Dynamics of Wasting and Underweight in Ethiopian Children

Ethiopian Economics Association (EEA)
Chris Cintron, Ilana Seff, Sarah Baird


In Ethiopia, 9.7 percent of rural and 28.7 percent of small-town children are
wasted and underweight, and undernutrition is responsible for a large
percentage of childhood deaths. We use two waves of panel data, from the
2012 and 2014 Ethiopia Socioeconomic Surveys, to assess the dynamics of
weight-for-height z-score, wasting, weight-for-age z-score, and underweight
among children aged 6-59 months. Ordinary least squares (OLS) and fixed
effects regression models are used to examine the associations of individual,
household, and community factors with each outcome. The cross-sectional
results, which generally parallel previous findings, suggest that child’s sex,

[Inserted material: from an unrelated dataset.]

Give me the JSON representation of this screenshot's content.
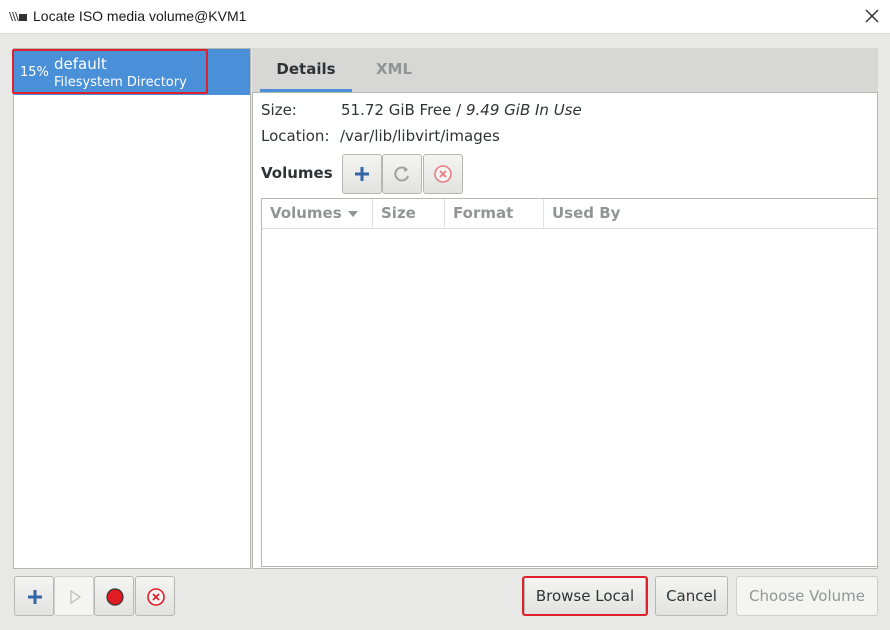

recent illnesses, household assets, and livestock ownership are correlated
with nutritional status. However, many associations disappear after
controlling for fixed effects; only recent illness and community access to a

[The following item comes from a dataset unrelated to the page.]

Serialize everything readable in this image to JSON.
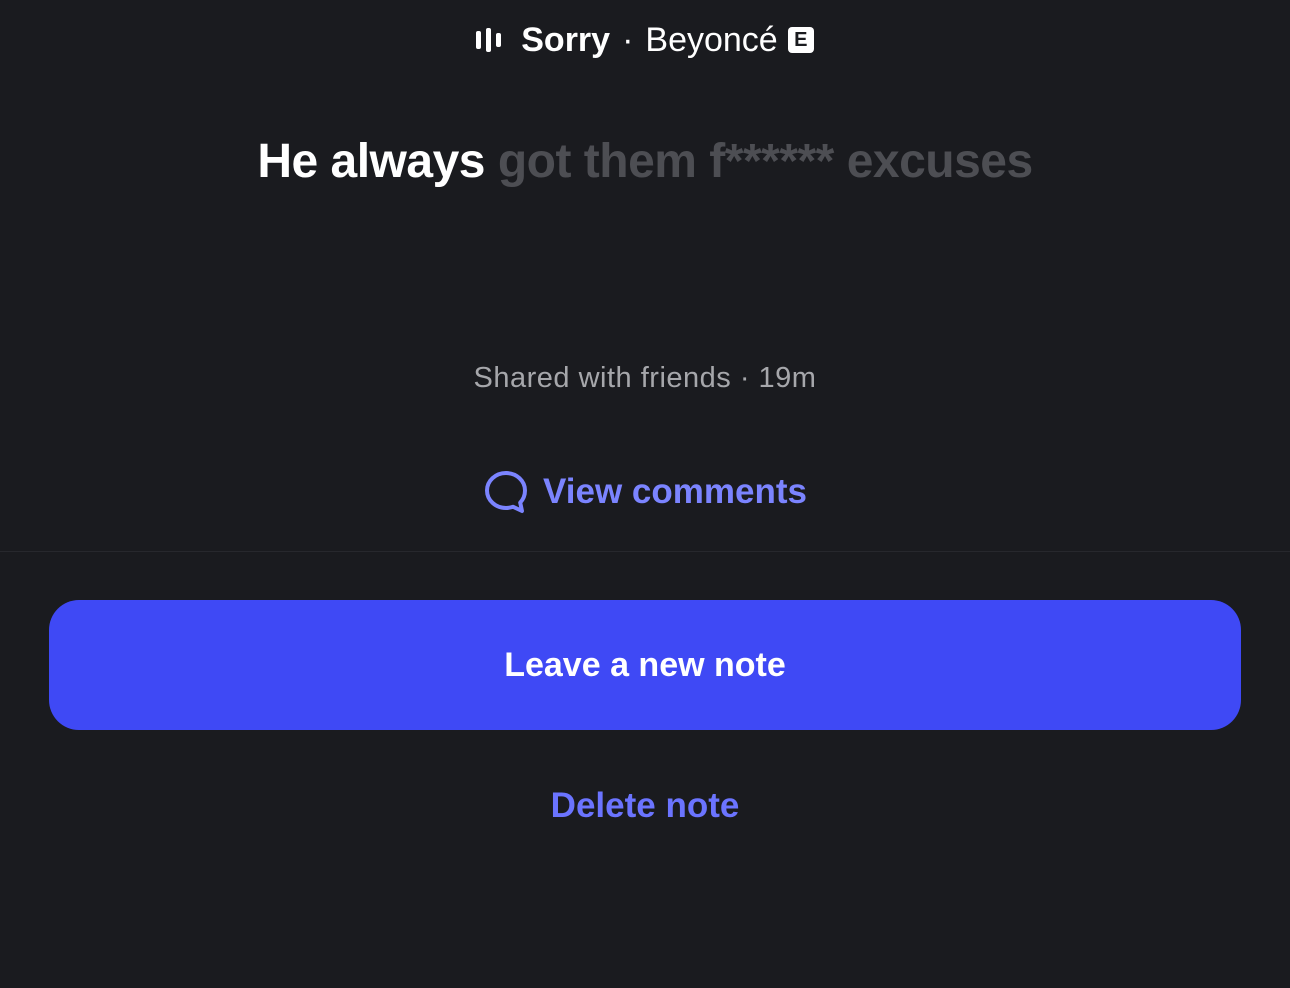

main road are consistently significant determinants of changes in nutrition
status. Thus, changing factors traditionally identified as correlates of

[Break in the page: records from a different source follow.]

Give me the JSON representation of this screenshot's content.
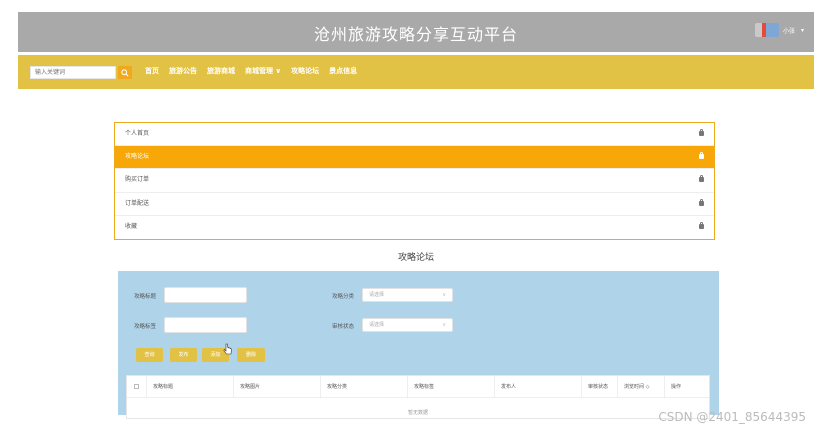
{
  "header": {
    "site_title": "沧州旅游攻略分享互动平台",
    "user_name": "小张",
    "user_caret": "▾"
  },
  "navbar": {
    "search_placeholder": "输入关键词",
    "items": [
      "首页",
      "旅游公告",
      "旅游商城",
      "商城管理 ∨",
      "攻略论坛",
      "景点信息"
    ]
  },
  "menu": {
    "items": [
      {
        "label": "个人首页",
        "active": false
      },
      {
        "label": "攻略论坛",
        "active": true
      },
      {
        "label": "购买订单",
        "active": false
      },
      {
        "label": "订单配送",
        "active": false
      },
      {
        "label": "收藏",
        "active": false
      }
    ]
  },
  "section_title": "攻略论坛",
  "filters": {
    "title_label": "攻略标题",
    "category_label": "攻略分类",
    "category_placeholder": "请选择",
    "tag_label": "攻略标签",
    "audit_label": "审核状态",
    "audit_placeholder": "请选择"
  },
  "buttons": {
    "query": "查询",
    "publish": "发布",
    "add": "添加",
    "delete": "删除"
  },
  "table": {
    "columns": [
      "攻略标题",
      "攻略图片",
      "攻略分类",
      "攻略标签",
      "发布人",
      "审核状态",
      "浏览时间 ◇",
      "操作"
    ],
    "empty_text": "暂无数据"
  },
  "watermark": "CSDN @2401_85644395"
}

undernutrition may not be enough to improve children’s nutrition. Further
panel analysis, conditional on baseline nutrition status, shows that drivers of
change are asymmetrical—a finding important for policy development.